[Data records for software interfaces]
===

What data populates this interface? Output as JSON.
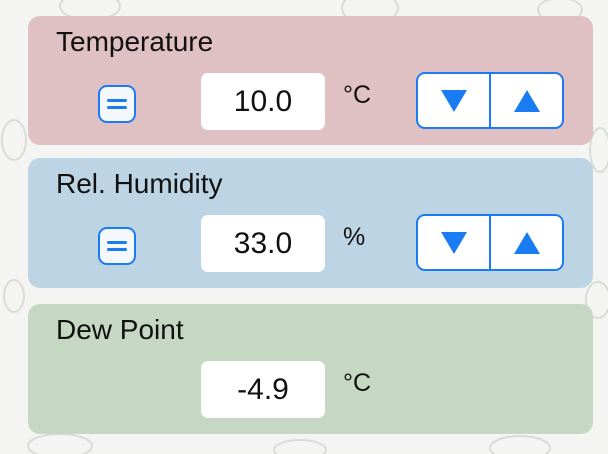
{
  "colors": {
    "temperature_panel": "#dfc0c3",
    "humidity_panel": "#bdd4e4",
    "dew_point_panel": "#c6d8c3",
    "accent": "#1a7cf2"
  },
  "temperature": {
    "title": "Temperature",
    "value": "10.0",
    "unit": "°C",
    "lock_icon": "equals-icon",
    "decrease_icon": "triangle-down-icon",
    "increase_icon": "triangle-up-icon"
  },
  "humidity": {
    "title": "Rel. Humidity",
    "value": "33.0",
    "unit": "%",
    "lock_icon": "equals-icon",
    "decrease_icon": "triangle-down-icon",
    "increase_icon": "triangle-up-icon"
  },
  "dew_point": {
    "title": "Dew Point",
    "value": "-4.9",
    "unit": "°C"
  }
}
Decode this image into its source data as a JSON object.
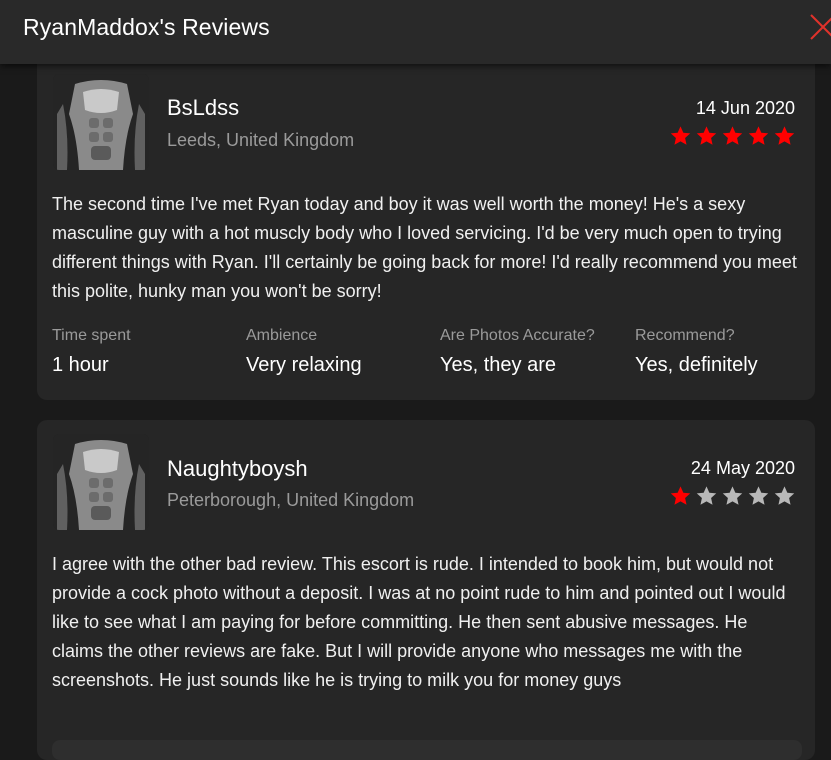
{
  "header": {
    "title": "RyanMaddox's Reviews"
  },
  "colors": {
    "star_filled": "#ff0000",
    "star_empty": "#b8b8b8",
    "close": "#e0322b"
  },
  "reviews": [
    {
      "username": "BsLdss",
      "location": "Leeds, United Kingdom",
      "date": "14 Jun 2020",
      "rating": 5,
      "text": "The second time I've met Ryan today and boy it was well worth the money! He's a sexy masculine guy with a hot muscly body who I loved servicing. I'd be very much open to trying different things with Ryan. I'll certainly be going back for more! I'd really recommend you meet this polite, hunky man you won't be sorry!",
      "stats": [
        {
          "label": "Time spent",
          "value": "1 hour"
        },
        {
          "label": "Ambience",
          "value": "Very relaxing"
        },
        {
          "label": "Are Photos Accurate?",
          "value": "Yes, they are"
        },
        {
          "label": "Recommend?",
          "value": "Yes, definitely"
        }
      ]
    },
    {
      "username": "Naughtyboysh",
      "location": "Peterborough, United Kingdom",
      "date": "24 May 2020",
      "rating": 1,
      "text": "I agree with the other bad review. This escort is rude. I intended to book him, but would not provide a cock photo without a deposit. I was at no point rude to him and pointed out I would like to see what I am paying for before committing. He then sent abusive messages. He claims the other reviews are fake. But I will provide anyone who messages me with the screenshots. He just sounds like he is trying to milk you for money guys"
    }
  ]
}
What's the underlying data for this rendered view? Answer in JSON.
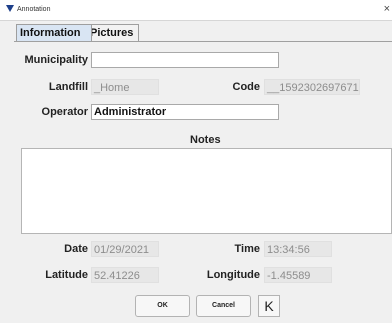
{
  "window": {
    "title": "Annotation",
    "close_glyph": "×"
  },
  "tabs": [
    {
      "label": "Information",
      "active": true
    },
    {
      "label": "Pictures",
      "active": false
    }
  ],
  "form": {
    "municipality": {
      "label": "Municipality",
      "value": ""
    },
    "landfill": {
      "label": "Landfill",
      "value": "_Home"
    },
    "code": {
      "label": "Code",
      "value": "__1592302697671"
    },
    "operator": {
      "label": "Operator",
      "value": "Administrator"
    },
    "notes": {
      "label": "Notes",
      "value": ""
    },
    "date": {
      "label": "Date",
      "value": "01/29/2021"
    },
    "time": {
      "label": "Time",
      "value": "13:34:56"
    },
    "latitude": {
      "label": "Latitude",
      "value": "52.41226"
    },
    "longitude": {
      "label": "Longitude",
      "value": "-1.45589"
    }
  },
  "buttons": {
    "ok": "OK",
    "cancel": "Cancel",
    "k": "K"
  },
  "icons": {
    "title_icon": "triangle-down-icon"
  },
  "colors": {
    "active_tab": "#d9e5f3",
    "readonly_bg": "#e7e7e7",
    "window_bg": "#f0f0f0"
  }
}
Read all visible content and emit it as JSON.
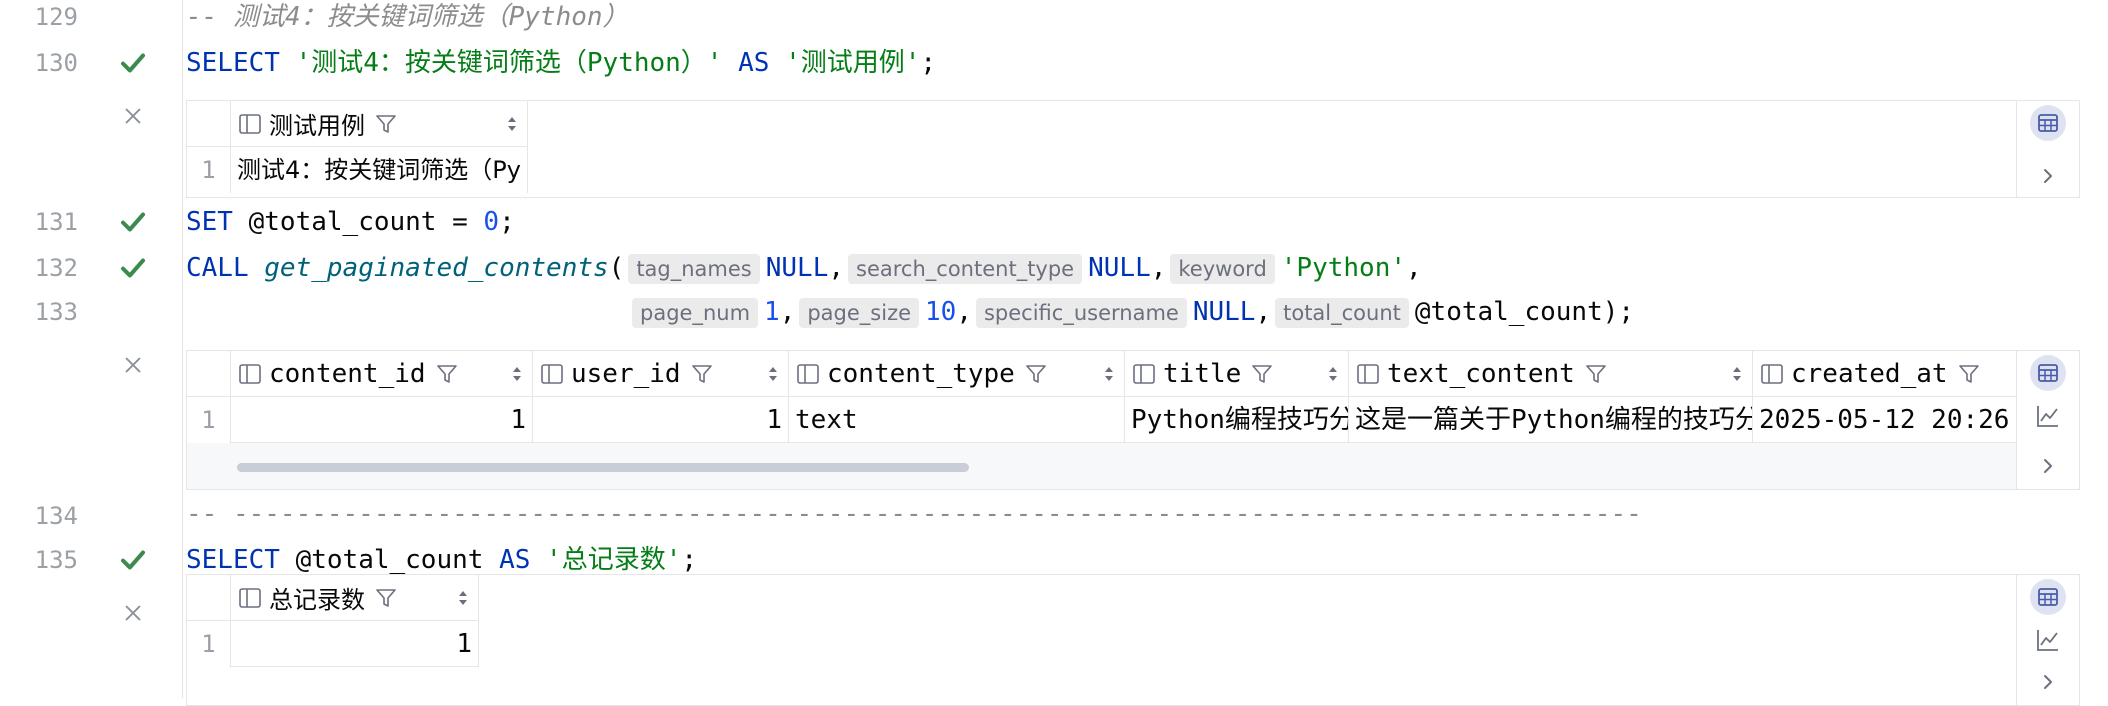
{
  "editor": {
    "lines": [
      {
        "num": "129",
        "text": "-- 测试4：按关键词筛选（Python）"
      },
      {
        "num": "130",
        "parts": [
          "SELECT",
          " ",
          "'测试4：按关键词筛选（Python）'",
          " ",
          "AS",
          " ",
          "'测试用例'",
          ";"
        ]
      },
      {
        "num": "131",
        "parts": [
          "SET",
          " @total_count = ",
          "0",
          ";"
        ]
      },
      {
        "num": "132",
        "parts": [
          "CALL",
          " ",
          "get_paginated_contents",
          "(",
          "tag_names",
          "NULL",
          ",",
          "search_content_type",
          "NULL",
          ",",
          "keyword",
          "'Python'",
          ","
        ]
      },
      {
        "num": "133",
        "parts": [
          "page_num",
          "1",
          ",",
          "page_size",
          "10",
          ",",
          "specific_username",
          "NULL",
          ",",
          "total_count",
          "@total_count);"
        ]
      },
      {
        "num": "134",
        "text": "-- ------------------------------------------------------------------------------------------"
      },
      {
        "num": "135",
        "parts": [
          "SELECT",
          " @total_count ",
          "AS",
          " ",
          "'总记录数'",
          ";"
        ]
      }
    ]
  },
  "result1": {
    "columns": [
      "测试用例"
    ],
    "rows": [
      {
        "num": "1",
        "cells": [
          "测试4：按关键词筛选（Py"
        ]
      }
    ]
  },
  "result2": {
    "columns": [
      "content_id",
      "user_id",
      "content_type",
      "title",
      "text_content",
      "created_at"
    ],
    "rows": [
      {
        "num": "1",
        "cells": [
          "1",
          "1",
          "text",
          "Python编程技巧分",
          "这是一篇关于Python编程的技巧分",
          "2025-05-12 20:26"
        ]
      }
    ]
  },
  "result3": {
    "columns": [
      "总记录数"
    ],
    "rows": [
      {
        "num": "1",
        "cells": [
          "1"
        ]
      }
    ]
  },
  "icons": {
    "success": "check-icon",
    "close": "close-icon",
    "table": "table-view-icon",
    "chart": "chart-icon",
    "expand": "chevron-right-icon",
    "filter": "filter-icon",
    "sort": "sort-icon",
    "column": "column-icon"
  },
  "colors": {
    "keyword": "#0033b3",
    "string": "#067d17",
    "number": "#1750eb",
    "function": "#00627a",
    "comment": "#8c8c8c",
    "success": "#3d8a4f"
  }
}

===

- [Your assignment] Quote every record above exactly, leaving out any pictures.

- [Exercise output]
What data populates this interface? Output as JSON.
{
  "colors": {
    "temperature_panel": "#dfc0c3",
    "humidity_panel": "#bdd4e4",
    "dew_point_panel": "#c6d8c3",
    "accent": "#1a7cf2"
  },
  "temperature": {
    "title": "Temperature",
    "value": "10.0",
    "unit": "°C",
    "lock_icon": "equals-icon",
    "decrease_icon": "triangle-down-icon",
    "increase_icon": "triangle-up-icon"
  },
  "humidity": {
    "title": "Rel. Humidity",
    "value": "33.0",
    "unit": "%",
    "lock_icon": "equals-icon",
    "decrease_icon": "triangle-down-icon",
    "increase_icon": "triangle-up-icon"
  },
  "dew_point": {
    "title": "Dew Point",
    "value": "-4.9",
    "unit": "°C"
  }
}
Decode this image into its source data as a JSON object.
{
  "header": {
    "title": "RyanMaddox's Reviews"
  },
  "colors": {
    "star_filled": "#ff0000",
    "star_empty": "#b8b8b8",
    "close": "#e0322b"
  },
  "reviews": [
    {
      "username": "BsLdss",
      "location": "Leeds, United Kingdom",
      "date": "14 Jun 2020",
      "rating": 5,
      "text": "The second time I've met Ryan today and boy it was well worth the money! He's a sexy masculine guy with a hot muscly body who I loved servicing. I'd be very much open to trying different things with Ryan. I'll certainly be going back for more! I'd really recommend you meet this polite, hunky man you won't be sorry!",
      "stats": [
        {
          "label": "Time spent",
          "value": "1 hour"
        },
        {
          "label": "Ambience",
          "value": "Very relaxing"
        },
        {
          "label": "Are Photos Accurate?",
          "value": "Yes, they are"
        },
        {
          "label": "Recommend?",
          "value": "Yes, definitely"
        }
      ]
    },
    {
      "username": "Naughtyboysh",
      "location": "Peterborough, United Kingdom",
      "date": "24 May 2020",
      "rating": 1,
      "text": "I agree with the other bad review. This escort is rude. I intended to book him, but would not provide a cock photo without a deposit. I was at no point rude to him and pointed out I would like to see what I am paying for before committing. He then sent abusive messages. He claims the other reviews are fake. But I will provide anyone who messages me with the screenshots. He just sounds like he is trying to milk you for money guys"
    }
  ]
}
What's the underlying data for this rendered view? Answer in JSON.
{
  "window": {
    "title": "Annotation",
    "close_glyph": "×"
  },
  "tabs": [
    {
      "label": "Information",
      "active": true
    },
    {
      "label": "Pictures",
      "active": false
    }
  ],
  "form": {
    "municipality": {
      "label": "Municipality",
      "value": ""
    },
    "landfill": {
      "label": "Landfill",
      "value": "_Home"
    },
    "code": {
      "label": "Code",
      "value": "__1592302697671"
    },
    "operator": {
      "label": "Operator",
      "value": "Administrator"
    },
    "notes": {
      "label": "Notes",
      "value": ""
    },
    "date": {
      "label": "Date",
      "value": "01/29/2021"
    },
    "time": {
      "label": "Time",
      "value": "13:34:56"
    },
    "latitude": {
      "label": "Latitude",
      "value": "52.41226"
    },
    "longitude": {
      "label": "Longitude",
      "value": "-1.45589"
    }
  },
  "buttons": {
    "ok": "OK",
    "cancel": "Cancel",
    "k": "K"
  },
  "icons": {
    "title_icon": "triangle-down-icon"
  },
  "colors": {
    "active_tab": "#d9e5f3",
    "readonly_bg": "#e7e7e7",
    "window_bg": "#f0f0f0"
  }
}
Read all visible content and emit it as JSON.
{
  "editor": {
    "lines": [
      {
        "num": "129",
        "text": "-- 测试4：按关键词筛选（Python）"
      },
      {
        "num": "130",
        "parts": [
          "SELECT",
          " ",
          "'测试4：按关键词筛选（Python）'",
          " ",
          "AS",
          " ",
          "'测试用例'",
          ";"
        ]
      },
      {
        "num": "131",
        "parts": [
          "SET",
          " @total_count = ",
          "0",
          ";"
        ]
      },
      {
        "num": "132",
        "parts": [
          "CALL",
          " ",
          "get_paginated_contents",
          "(",
          "tag_names",
          "NULL",
          ",",
          "search_content_type",
          "NULL",
          ",",
          "keyword",
          "'Python'",
          ","
        ]
      },
      {
        "num": "133",
        "parts": [
          "page_num",
          "1",
          ",",
          "page_size",
          "10",
          ",",
          "specific_username",
          "NULL",
          ",",
          "total_count",
          "@total_count);"
        ]
      },
      {
        "num": "134",
        "text": "-- ------------------------------------------------------------------------------------------"
      },
      {
        "num": "135",
        "parts": [
          "SELECT",
          " @total_count ",
          "AS",
          " ",
          "'总记录数'",
          ";"
        ]
      }
    ]
  },
  "result1": {
    "columns": [
      "测试用例"
    ],
    "rows": [
      {
        "num": "1",
        "cells": [
          "测试4：按关键词筛选（Py"
        ]
      }
    ]
  },
  "result2": {
    "columns": [
      "content_id",
      "user_id",
      "content_type",
      "title",
      "text_content",
      "created_at"
    ],
    "rows": [
      {
        "num": "1",
        "cells": [
          "1",
          "1",
          "text",
          "Python编程技巧分",
          "这是一篇关于Python编程的技巧分",
          "2025-05-12 20:26"
        ]
      }
    ]
  },
  "result3": {
    "columns": [
      "总记录数"
    ],
    "rows": [
      {
        "num": "1",
        "cells": [
          "1"
        ]
      }
    ]
  },
  "icons": {
    "success": "check-icon",
    "close": "close-icon",
    "table": "table-view-icon",
    "chart": "chart-icon",
    "expand": "chevron-right-icon",
    "filter": "filter-icon",
    "sort": "sort-icon",
    "column": "column-icon"
  },
  "colors": {
    "keyword": "#0033b3",
    "string": "#067d17",
    "number": "#1750eb",
    "function": "#00627a",
    "comment": "#8c8c8c",
    "success": "#3d8a4f"
  }
}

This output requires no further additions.